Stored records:
::::::

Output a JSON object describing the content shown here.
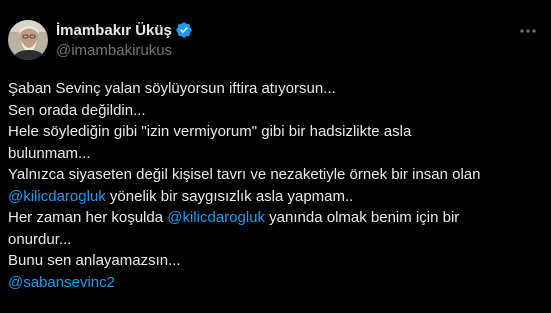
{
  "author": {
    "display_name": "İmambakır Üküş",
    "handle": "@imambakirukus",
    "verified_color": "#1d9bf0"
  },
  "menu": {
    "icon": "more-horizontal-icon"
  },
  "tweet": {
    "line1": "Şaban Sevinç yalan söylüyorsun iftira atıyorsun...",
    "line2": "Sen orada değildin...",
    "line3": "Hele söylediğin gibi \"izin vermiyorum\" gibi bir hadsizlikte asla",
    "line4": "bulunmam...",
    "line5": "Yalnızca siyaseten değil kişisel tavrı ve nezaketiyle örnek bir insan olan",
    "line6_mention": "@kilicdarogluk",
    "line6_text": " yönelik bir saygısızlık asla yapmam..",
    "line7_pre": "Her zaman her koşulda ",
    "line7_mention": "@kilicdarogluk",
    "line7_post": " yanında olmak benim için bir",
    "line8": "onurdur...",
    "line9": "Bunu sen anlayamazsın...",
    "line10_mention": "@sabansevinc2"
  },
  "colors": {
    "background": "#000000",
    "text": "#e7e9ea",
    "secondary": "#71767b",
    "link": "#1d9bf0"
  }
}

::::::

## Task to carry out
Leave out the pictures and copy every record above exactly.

## Exercise response
Output a JSON object describing the content shown here.
{
  "author": {
    "display_name": "İmambakır Üküş",
    "handle": "@imambakirukus",
    "verified_color": "#1d9bf0"
  },
  "menu": {
    "icon": "more-horizontal-icon"
  },
  "tweet": {
    "line1": "Şaban Sevinç yalan söylüyorsun iftira atıyorsun...",
    "line2": "Sen orada değildin...",
    "line3": "Hele söylediğin gibi \"izin vermiyorum\" gibi bir hadsizlikte asla",
    "line4": "bulunmam...",
    "line5": "Yalnızca siyaseten değil kişisel tavrı ve nezaketiyle örnek bir insan olan",
    "line6_mention": "@kilicdarogluk",
    "line6_text": " yönelik bir saygısızlık asla yapmam..",
    "line7_pre": "Her zaman her koşulda ",
    "line7_mention": "@kilicdarogluk",
    "line7_post": " yanında olmak benim için bir",
    "line8": "onurdur...",
    "line9": "Bunu sen anlayamazsın...",
    "line10_mention": "@sabansevinc2"
  },
  "colors": {
    "background": "#000000",
    "text": "#e7e9ea",
    "secondary": "#71767b",
    "link": "#1d9bf0"
  }
}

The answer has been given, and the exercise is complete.